(Web page and app entries)
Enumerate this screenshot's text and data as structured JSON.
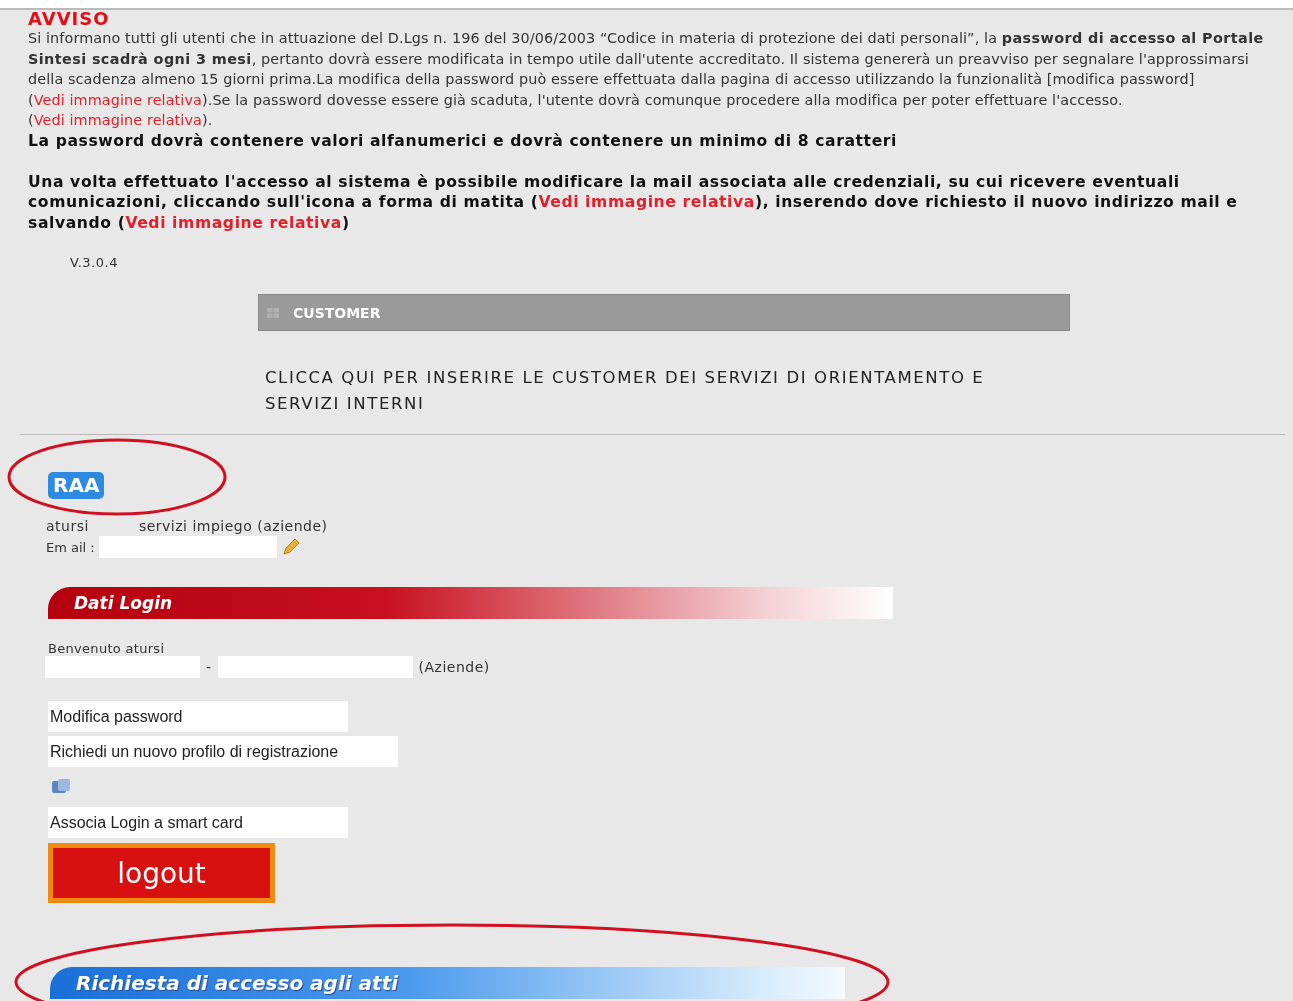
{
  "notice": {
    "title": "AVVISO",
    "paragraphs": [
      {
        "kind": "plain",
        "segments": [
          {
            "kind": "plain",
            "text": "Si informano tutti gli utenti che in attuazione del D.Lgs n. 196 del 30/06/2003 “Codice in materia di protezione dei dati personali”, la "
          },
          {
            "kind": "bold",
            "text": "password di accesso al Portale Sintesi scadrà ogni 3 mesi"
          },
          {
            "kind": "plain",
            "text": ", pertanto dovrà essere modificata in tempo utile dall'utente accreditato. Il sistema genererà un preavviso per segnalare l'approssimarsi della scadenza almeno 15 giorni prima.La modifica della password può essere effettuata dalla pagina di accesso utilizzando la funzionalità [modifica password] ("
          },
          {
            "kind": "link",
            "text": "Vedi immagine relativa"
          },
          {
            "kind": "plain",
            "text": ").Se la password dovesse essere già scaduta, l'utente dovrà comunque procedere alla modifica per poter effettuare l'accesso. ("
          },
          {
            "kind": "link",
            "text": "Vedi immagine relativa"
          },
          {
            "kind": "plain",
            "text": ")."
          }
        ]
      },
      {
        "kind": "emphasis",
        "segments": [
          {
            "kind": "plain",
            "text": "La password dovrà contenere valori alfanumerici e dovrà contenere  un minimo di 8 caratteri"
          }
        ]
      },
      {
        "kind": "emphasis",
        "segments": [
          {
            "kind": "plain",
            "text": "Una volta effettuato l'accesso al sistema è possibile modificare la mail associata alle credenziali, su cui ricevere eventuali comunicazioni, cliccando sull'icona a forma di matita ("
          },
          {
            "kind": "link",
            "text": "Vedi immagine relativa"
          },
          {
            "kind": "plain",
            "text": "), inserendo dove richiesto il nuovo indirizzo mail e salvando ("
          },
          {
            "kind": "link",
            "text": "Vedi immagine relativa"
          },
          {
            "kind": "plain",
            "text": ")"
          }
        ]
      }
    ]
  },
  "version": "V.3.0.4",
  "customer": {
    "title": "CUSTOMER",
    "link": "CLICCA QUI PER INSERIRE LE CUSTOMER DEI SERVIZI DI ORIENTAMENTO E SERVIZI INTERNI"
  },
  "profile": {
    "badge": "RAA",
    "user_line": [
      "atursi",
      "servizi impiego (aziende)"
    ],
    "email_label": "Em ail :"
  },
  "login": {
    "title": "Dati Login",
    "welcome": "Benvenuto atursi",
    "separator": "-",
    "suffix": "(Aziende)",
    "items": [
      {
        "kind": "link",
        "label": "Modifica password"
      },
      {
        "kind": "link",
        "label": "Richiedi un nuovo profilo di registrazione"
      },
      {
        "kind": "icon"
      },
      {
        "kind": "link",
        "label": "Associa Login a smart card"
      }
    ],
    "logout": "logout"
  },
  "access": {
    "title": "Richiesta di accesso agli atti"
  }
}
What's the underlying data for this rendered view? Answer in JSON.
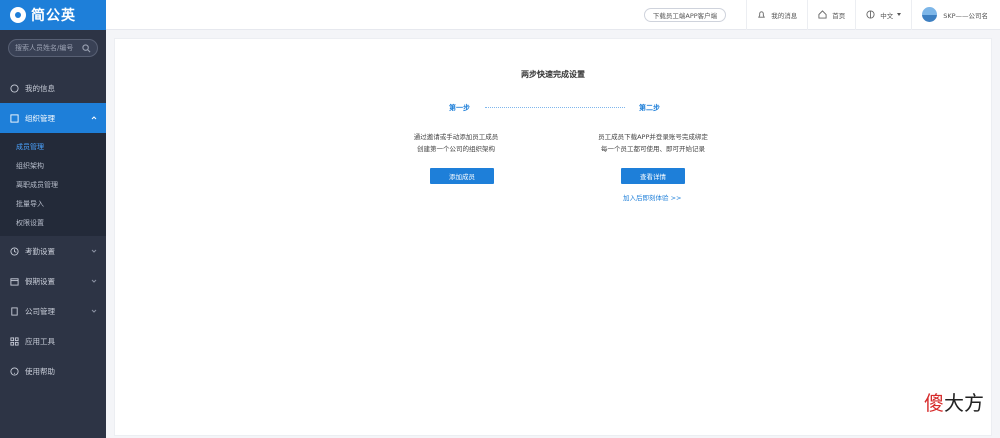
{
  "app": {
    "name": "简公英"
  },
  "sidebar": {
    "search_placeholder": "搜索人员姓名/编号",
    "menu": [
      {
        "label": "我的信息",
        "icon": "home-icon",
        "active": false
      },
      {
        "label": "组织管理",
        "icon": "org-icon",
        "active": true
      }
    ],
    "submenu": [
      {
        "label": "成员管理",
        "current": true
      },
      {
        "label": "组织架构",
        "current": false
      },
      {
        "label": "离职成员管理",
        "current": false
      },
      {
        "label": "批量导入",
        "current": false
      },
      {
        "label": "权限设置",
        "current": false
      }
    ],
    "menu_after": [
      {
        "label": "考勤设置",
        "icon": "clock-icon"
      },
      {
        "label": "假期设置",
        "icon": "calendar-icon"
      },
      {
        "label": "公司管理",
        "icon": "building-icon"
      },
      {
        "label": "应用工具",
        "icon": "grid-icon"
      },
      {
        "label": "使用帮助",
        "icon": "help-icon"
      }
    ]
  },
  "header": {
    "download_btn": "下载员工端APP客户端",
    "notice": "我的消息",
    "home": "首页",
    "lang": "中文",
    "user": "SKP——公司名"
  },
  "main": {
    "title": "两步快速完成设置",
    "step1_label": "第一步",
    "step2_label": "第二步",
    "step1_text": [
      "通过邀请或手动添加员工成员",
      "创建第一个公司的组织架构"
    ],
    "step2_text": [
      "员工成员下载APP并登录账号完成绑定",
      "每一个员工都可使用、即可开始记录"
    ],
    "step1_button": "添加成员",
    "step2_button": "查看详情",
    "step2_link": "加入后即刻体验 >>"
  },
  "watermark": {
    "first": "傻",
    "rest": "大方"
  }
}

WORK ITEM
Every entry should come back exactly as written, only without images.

SOLUTION TO THIS TASK
Enumerate this screenshot's text and data as structured JSON.
{
  "notice": {
    "title": "AVVISO",
    "paragraphs": [
      {
        "kind": "plain",
        "segments": [
          {
            "kind": "plain",
            "text": "Si informano tutti gli utenti che in attuazione del D.Lgs n. 196 del 30/06/2003 “Codice in materia di protezione dei dati personali”, la "
          },
          {
            "kind": "bold",
            "text": "password di accesso al Portale Sintesi scadrà ogni 3 mesi"
          },
          {
            "kind": "plain",
            "text": ", pertanto dovrà essere modificata in tempo utile dall'utente accreditato. Il sistema genererà un preavviso per segnalare l'approssimarsi della scadenza almeno 15 giorni prima.La modifica della password può essere effettuata dalla pagina di accesso utilizzando la funzionalità [modifica password] ("
          },
          {
            "kind": "link",
            "text": "Vedi immagine relativa"
          },
          {
            "kind": "plain",
            "text": ").Se la password dovesse essere già scaduta, l'utente dovrà comunque procedere alla modifica per poter effettuare l'accesso. ("
          },
          {
            "kind": "link",
            "text": "Vedi immagine relativa"
          },
          {
            "kind": "plain",
            "text": ")."
          }
        ]
      },
      {
        "kind": "emphasis",
        "segments": [
          {
            "kind": "plain",
            "text": "La password dovrà contenere valori alfanumerici e dovrà contenere  un minimo di 8 caratteri"
          }
        ]
      },
      {
        "kind": "emphasis",
        "segments": [
          {
            "kind": "plain",
            "text": "Una volta effettuato l'accesso al sistema è possibile modificare la mail associata alle credenziali, su cui ricevere eventuali comunicazioni, cliccando sull'icona a forma di matita ("
          },
          {
            "kind": "link",
            "text": "Vedi immagine relativa"
          },
          {
            "kind": "plain",
            "text": "), inserendo dove richiesto il nuovo indirizzo mail e salvando ("
          },
          {
            "kind": "link",
            "text": "Vedi immagine relativa"
          },
          {
            "kind": "plain",
            "text": ")"
          }
        ]
      }
    ]
  },
  "version": "V.3.0.4",
  "customer": {
    "title": "CUSTOMER",
    "link": "CLICCA QUI PER INSERIRE LE CUSTOMER DEI SERVIZI DI ORIENTAMENTO E SERVIZI INTERNI"
  },
  "profile": {
    "badge": "RAA",
    "user_line": [
      "atursi",
      "servizi impiego (aziende)"
    ],
    "email_label": "Em ail :"
  },
  "login": {
    "title": "Dati Login",
    "welcome": "Benvenuto atursi",
    "separator": "-",
    "suffix": "(Aziende)",
    "items": [
      {
        "kind": "link",
        "label": "Modifica password"
      },
      {
        "kind": "link",
        "label": "Richiedi un nuovo profilo di registrazione"
      },
      {
        "kind": "icon"
      },
      {
        "kind": "link",
        "label": "Associa Login a smart card"
      }
    ],
    "logout": "logout"
  },
  "access": {
    "title": "Richiesta di accesso agli atti"
  }
}
What's the underlying data for this rendered view? Answer in JSON.
{
  "app": {
    "name": "简公英"
  },
  "sidebar": {
    "search_placeholder": "搜索人员姓名/编号",
    "menu": [
      {
        "label": "我的信息",
        "icon": "home-icon",
        "active": false
      },
      {
        "label": "组织管理",
        "icon": "org-icon",
        "active": true
      }
    ],
    "submenu": [
      {
        "label": "成员管理",
        "current": true
      },
      {
        "label": "组织架构",
        "current": false
      },
      {
        "label": "离职成员管理",
        "current": false
      },
      {
        "label": "批量导入",
        "current": false
      },
      {
        "label": "权限设置",
        "current": false
      }
    ],
    "menu_after": [
      {
        "label": "考勤设置",
        "icon": "clock-icon"
      },
      {
        "label": "假期设置",
        "icon": "calendar-icon"
      },
      {
        "label": "公司管理",
        "icon": "building-icon"
      },
      {
        "label": "应用工具",
        "icon": "grid-icon"
      },
      {
        "label": "使用帮助",
        "icon": "help-icon"
      }
    ]
  },
  "header": {
    "download_btn": "下载员工端APP客户端",
    "notice": "我的消息",
    "home": "首页",
    "lang": "中文",
    "user": "SKP——公司名"
  },
  "main": {
    "title": "两步快速完成设置",
    "step1_label": "第一步",
    "step2_label": "第二步",
    "step1_text": [
      "通过邀请或手动添加员工成员",
      "创建第一个公司的组织架构"
    ],
    "step2_text": [
      "员工成员下载APP并登录账号完成绑定",
      "每一个员工都可使用、即可开始记录"
    ],
    "step1_button": "添加成员",
    "step2_button": "查看详情",
    "step2_link": "加入后即刻体验 >>"
  },
  "watermark": {
    "first": "傻",
    "rest": "大方"
  }
}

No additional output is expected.